The response of the present invention is illustrated by the thick line in the graphs of FIGS. 2a, b and c. Referring to FIG. 2a, it should be evident that there is a smooth and continuous increase at the output of step attenuator 406 as the volume control is advanced up to point 202. At point 202, speech amplifier 410 is approximately 12 dB beyond the minimum clipping level and high pass filter 408 is switched to the active mode. Simultaneously, microcomputer 418 commands attenuator 406 to step its output voltage by 6 dB. As volume control 414 is advanced beyond point 202, the output of step attenuator 406 again has a smooth and continuously increasing response. The thin line in FIG. 2a illustrates the output of potentiometer 104 of FIG. 1 to provide a direct comparison to the output of step attenuator 406 of the present invention.
Referring to FIG. 2b, the perceived loudness of the present invention and the prior art circuit are essentially identical up to point 202 (the thick and thin lines have been shown separated in the figure for clarity, but in actuality the curves are essentially identical to the left of point 202). At point 202, the prior art circuit is well into clipping and a further increase in the signal level at the input of speech amplifier 106 does not substantially increase the perceived loudness at speaker 108. In the preferred embodiment, however, filter 408 is switched in at point 202 and the perceived loudness at speaker 412 increases as volume control 414 is advanced beyond point 202. FIG. 2c similarly illustrates that the distortion of the prior art circuit increases rapidly as the volume control is advanced beyond point 202 while the distortion of the present invention increases at a much lower rate.

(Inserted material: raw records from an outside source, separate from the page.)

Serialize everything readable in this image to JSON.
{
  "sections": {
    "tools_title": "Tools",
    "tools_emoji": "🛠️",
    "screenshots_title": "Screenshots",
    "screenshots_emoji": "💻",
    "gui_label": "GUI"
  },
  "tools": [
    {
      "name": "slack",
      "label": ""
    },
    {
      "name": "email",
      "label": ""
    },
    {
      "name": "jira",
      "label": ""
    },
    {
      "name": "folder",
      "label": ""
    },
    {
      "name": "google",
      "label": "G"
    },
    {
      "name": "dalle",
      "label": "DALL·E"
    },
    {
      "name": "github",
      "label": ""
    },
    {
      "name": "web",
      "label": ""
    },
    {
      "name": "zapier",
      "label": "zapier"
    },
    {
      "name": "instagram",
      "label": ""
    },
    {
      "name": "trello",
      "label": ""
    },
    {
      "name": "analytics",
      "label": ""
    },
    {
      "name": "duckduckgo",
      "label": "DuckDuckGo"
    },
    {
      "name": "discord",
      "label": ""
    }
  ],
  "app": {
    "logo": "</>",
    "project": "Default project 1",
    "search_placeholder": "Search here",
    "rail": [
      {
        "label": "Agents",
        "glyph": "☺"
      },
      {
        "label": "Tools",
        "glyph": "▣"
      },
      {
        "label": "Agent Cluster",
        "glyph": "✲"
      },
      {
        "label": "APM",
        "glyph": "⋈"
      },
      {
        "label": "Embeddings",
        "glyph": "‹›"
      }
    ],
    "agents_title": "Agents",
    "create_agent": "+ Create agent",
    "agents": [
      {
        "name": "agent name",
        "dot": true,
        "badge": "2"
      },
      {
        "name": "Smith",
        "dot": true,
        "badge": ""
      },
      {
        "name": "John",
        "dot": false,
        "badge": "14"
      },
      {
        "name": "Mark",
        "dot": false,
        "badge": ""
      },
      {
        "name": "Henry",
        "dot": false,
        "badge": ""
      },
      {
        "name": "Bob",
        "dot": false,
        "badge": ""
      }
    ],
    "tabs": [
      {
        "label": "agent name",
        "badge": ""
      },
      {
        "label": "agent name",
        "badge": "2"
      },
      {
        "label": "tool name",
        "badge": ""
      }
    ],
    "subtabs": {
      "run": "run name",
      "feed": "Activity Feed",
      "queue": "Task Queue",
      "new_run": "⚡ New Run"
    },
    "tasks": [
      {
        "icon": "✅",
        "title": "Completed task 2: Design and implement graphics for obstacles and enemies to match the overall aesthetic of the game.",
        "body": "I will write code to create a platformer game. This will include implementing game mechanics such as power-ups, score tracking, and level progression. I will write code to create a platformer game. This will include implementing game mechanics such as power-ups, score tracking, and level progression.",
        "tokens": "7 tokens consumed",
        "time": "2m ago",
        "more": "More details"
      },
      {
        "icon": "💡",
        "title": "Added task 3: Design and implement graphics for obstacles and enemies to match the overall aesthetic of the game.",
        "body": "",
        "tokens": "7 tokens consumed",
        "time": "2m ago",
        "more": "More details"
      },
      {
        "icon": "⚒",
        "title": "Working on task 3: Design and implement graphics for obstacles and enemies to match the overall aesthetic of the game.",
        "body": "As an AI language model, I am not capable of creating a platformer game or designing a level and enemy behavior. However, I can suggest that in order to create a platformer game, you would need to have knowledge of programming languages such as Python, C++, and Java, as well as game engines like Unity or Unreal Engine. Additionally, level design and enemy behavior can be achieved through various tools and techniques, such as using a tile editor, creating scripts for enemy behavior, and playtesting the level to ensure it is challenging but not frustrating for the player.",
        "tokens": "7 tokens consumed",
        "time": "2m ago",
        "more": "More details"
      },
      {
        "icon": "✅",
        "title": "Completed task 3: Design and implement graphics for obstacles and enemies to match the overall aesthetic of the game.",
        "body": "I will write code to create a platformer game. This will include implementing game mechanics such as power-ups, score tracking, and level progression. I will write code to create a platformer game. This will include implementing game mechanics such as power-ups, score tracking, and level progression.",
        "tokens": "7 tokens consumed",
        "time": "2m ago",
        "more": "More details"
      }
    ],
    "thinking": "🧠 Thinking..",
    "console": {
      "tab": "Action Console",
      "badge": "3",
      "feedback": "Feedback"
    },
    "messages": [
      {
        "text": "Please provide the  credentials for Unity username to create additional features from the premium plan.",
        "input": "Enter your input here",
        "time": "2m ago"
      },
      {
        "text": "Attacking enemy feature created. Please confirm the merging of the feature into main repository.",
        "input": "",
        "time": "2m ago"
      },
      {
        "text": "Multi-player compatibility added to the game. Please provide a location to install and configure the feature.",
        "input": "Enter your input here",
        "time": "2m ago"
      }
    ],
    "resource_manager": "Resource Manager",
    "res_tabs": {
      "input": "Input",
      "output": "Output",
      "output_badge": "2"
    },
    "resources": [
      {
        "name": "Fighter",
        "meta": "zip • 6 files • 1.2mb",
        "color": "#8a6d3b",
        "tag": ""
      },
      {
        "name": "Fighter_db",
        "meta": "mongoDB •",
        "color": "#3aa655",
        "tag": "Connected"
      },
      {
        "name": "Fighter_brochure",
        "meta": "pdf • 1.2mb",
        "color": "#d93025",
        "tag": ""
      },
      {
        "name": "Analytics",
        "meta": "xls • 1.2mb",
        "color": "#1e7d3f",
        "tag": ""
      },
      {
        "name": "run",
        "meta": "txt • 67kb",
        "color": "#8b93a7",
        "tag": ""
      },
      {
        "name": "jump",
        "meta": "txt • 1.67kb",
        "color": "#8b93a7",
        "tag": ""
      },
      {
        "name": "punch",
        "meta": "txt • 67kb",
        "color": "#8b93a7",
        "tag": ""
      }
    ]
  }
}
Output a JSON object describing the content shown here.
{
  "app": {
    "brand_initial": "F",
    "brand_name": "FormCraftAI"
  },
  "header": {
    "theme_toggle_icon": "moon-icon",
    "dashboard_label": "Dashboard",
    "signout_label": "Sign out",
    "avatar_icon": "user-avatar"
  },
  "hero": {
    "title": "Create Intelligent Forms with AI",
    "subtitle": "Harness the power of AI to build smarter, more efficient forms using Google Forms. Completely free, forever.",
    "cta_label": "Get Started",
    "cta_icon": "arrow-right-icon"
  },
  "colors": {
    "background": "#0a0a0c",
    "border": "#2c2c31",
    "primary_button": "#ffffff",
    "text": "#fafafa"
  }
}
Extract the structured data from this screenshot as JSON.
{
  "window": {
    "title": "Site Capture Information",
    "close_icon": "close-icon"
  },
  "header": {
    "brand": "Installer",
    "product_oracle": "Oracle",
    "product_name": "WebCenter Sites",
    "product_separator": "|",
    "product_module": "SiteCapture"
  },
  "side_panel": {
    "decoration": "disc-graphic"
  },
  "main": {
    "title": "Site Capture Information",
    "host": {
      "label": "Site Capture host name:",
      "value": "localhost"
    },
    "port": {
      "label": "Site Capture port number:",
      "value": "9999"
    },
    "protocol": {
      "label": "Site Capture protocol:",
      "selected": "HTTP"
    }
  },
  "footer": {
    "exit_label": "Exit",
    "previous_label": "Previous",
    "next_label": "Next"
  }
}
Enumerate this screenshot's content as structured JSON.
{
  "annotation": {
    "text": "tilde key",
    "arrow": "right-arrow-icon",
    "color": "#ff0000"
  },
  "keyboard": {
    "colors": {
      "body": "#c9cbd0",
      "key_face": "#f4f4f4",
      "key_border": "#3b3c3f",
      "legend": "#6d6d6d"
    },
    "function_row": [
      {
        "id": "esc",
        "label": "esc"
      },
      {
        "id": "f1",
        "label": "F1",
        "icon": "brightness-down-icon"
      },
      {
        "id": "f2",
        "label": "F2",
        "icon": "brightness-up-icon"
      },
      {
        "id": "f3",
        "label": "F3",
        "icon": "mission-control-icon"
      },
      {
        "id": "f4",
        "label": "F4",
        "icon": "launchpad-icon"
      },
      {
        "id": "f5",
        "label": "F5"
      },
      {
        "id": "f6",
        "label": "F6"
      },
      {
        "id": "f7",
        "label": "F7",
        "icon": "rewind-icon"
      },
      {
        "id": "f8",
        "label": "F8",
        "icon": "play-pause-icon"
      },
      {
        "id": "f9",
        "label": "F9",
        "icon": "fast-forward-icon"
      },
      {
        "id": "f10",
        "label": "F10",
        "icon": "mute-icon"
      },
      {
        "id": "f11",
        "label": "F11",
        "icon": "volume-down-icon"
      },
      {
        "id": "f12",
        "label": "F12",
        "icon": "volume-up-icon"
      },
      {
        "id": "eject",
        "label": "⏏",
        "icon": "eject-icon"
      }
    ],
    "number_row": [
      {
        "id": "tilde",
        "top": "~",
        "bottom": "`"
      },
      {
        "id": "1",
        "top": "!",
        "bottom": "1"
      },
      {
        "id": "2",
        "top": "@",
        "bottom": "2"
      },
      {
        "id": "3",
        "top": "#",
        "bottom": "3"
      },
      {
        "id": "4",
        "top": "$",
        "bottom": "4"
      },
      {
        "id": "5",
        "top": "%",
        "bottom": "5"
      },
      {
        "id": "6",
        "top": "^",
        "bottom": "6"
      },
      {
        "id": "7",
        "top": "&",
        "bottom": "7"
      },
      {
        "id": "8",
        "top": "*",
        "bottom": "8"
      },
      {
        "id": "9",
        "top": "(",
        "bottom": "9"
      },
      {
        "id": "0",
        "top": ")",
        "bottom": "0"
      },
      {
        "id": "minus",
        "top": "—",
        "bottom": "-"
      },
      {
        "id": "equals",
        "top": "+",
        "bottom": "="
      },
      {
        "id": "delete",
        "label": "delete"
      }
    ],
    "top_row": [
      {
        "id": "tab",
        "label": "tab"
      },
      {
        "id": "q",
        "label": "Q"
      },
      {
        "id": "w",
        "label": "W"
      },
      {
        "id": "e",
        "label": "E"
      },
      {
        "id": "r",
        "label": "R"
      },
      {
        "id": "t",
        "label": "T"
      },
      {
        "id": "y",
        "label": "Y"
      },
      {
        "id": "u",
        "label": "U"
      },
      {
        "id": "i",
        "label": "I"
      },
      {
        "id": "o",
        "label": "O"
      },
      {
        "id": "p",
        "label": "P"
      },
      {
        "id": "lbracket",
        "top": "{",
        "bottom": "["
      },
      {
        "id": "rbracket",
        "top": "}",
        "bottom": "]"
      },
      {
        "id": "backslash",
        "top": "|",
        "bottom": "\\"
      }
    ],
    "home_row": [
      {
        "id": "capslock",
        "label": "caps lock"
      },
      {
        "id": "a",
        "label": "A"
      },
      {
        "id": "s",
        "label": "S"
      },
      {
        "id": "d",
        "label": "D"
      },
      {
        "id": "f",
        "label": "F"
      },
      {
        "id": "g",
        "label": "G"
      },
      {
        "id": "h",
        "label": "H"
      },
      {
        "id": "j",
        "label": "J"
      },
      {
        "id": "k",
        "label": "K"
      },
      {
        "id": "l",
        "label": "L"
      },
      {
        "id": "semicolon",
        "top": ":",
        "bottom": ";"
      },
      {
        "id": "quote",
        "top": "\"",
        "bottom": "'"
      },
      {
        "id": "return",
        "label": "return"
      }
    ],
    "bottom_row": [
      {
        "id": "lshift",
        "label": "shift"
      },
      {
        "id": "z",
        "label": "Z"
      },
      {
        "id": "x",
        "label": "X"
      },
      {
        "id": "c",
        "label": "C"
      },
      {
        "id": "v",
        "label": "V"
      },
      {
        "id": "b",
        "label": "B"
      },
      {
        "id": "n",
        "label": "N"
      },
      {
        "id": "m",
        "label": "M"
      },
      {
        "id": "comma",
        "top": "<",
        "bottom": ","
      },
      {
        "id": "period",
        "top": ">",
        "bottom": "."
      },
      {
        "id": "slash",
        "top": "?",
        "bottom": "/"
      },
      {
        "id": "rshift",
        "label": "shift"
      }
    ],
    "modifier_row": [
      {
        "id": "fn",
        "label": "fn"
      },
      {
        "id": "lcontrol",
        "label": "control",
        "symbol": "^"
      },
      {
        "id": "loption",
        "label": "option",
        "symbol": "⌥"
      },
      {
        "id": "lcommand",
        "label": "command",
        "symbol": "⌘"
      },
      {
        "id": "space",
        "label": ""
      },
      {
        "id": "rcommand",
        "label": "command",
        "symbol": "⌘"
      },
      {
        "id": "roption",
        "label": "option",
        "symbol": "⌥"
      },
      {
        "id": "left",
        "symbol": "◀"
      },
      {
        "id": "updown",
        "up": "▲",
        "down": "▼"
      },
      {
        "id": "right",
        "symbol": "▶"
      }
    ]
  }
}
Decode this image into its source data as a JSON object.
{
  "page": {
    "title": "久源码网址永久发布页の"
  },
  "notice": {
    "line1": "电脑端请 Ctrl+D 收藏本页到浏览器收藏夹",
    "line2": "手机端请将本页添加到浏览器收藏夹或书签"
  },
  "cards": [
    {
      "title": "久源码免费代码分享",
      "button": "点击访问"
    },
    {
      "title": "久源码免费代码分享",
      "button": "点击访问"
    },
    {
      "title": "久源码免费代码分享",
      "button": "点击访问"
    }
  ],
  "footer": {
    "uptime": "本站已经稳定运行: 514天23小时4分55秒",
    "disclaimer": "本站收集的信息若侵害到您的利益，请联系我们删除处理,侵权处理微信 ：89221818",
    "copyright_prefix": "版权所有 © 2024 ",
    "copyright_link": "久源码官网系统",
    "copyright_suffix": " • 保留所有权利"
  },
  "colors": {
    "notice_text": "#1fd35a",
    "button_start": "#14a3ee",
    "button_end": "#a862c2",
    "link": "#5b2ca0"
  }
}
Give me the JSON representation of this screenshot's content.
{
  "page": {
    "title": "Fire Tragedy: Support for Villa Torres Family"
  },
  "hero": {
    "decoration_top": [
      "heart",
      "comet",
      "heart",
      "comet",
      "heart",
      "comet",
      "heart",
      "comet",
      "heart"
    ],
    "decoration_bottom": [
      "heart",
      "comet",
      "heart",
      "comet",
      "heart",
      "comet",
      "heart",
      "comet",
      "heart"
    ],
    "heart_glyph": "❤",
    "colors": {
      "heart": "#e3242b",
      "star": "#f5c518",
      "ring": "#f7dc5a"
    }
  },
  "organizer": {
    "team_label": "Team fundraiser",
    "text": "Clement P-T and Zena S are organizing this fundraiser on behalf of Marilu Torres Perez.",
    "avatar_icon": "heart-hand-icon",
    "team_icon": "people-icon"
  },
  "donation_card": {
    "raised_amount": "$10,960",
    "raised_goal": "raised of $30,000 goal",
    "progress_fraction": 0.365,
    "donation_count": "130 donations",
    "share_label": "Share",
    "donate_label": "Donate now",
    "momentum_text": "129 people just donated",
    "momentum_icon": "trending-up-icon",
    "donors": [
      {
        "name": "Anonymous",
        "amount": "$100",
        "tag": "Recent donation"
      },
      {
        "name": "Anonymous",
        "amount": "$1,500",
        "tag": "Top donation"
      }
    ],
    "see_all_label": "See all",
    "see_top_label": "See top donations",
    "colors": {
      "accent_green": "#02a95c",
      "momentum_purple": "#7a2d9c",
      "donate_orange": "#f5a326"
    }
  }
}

The theory of operation of the present invention is best understood by referring to FIG. 3. In FIG. 3, a frequency response of a typical human voice is illustrated. As previously explained, this response has peaks 302, 304 and 306 which are respectively referred to as first, second and third formants. First formant 302 is primarily responsible for speaker recognition, while second and third formants 304 and 306 are responsible for word and syllable recognition. Because first formant 302 is centered at approximately 700 Hz and second formant 304 is centered at approximately 1500 Hz, the switching of filter 408 to the active mode only attenuates first formant 302. Because second and third formants 304 and 306 are not attenuated by the activation of filter 408, no intelligibility is lost, however, speaker recognition may be degraded slightly.
Accordingly, for a given speech amplifier the invention of FIG. 4 is capable of increasing the perceived loudness at the speaker and, simultaneously, reducing the distortion at higher volumes levels. This circuit is primarily useful in battery operated radio receivers wherein the maximum power capability of the speech amplifier is typically limited to conserve battery charge. Obviously, if an unlimited power source is available an increase in the perceived loudness could be accomplished merely by increasing the maximum power capability of the speech amplifier.